Prompt: Return the data below unchanged. Drop any pictures.

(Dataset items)
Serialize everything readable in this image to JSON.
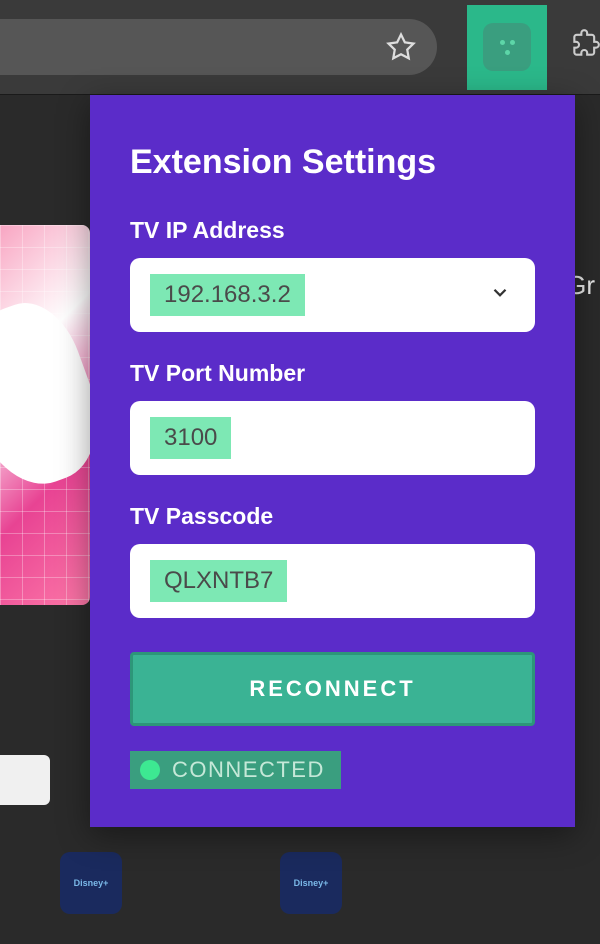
{
  "popup": {
    "title": "Extension Settings",
    "fields": {
      "ip": {
        "label": "TV IP Address",
        "value": "192.168.3.2"
      },
      "port": {
        "label": "TV Port Number",
        "value": "3100"
      },
      "passcode": {
        "label": "TV Passcode",
        "value": "QLXNTB7"
      }
    },
    "reconnect_label": "RECONNECT",
    "status": {
      "text": "CONNECTED"
    }
  },
  "background": {
    "partial_text": "Gr",
    "app_label": "Disney+"
  }
}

Solution to this problem:
Serialize everything readable in this image to JSON.
{
  "popup": {
    "title": "Extension Settings",
    "fields": {
      "ip": {
        "label": "TV IP Address",
        "value": "192.168.3.2"
      },
      "port": {
        "label": "TV Port Number",
        "value": "3100"
      },
      "passcode": {
        "label": "TV Passcode",
        "value": "QLXNTB7"
      }
    },
    "reconnect_label": "RECONNECT",
    "status": {
      "text": "CONNECTED"
    }
  },
  "background": {
    "partial_text": "Gr",
    "app_label": "Disney+"
  }
}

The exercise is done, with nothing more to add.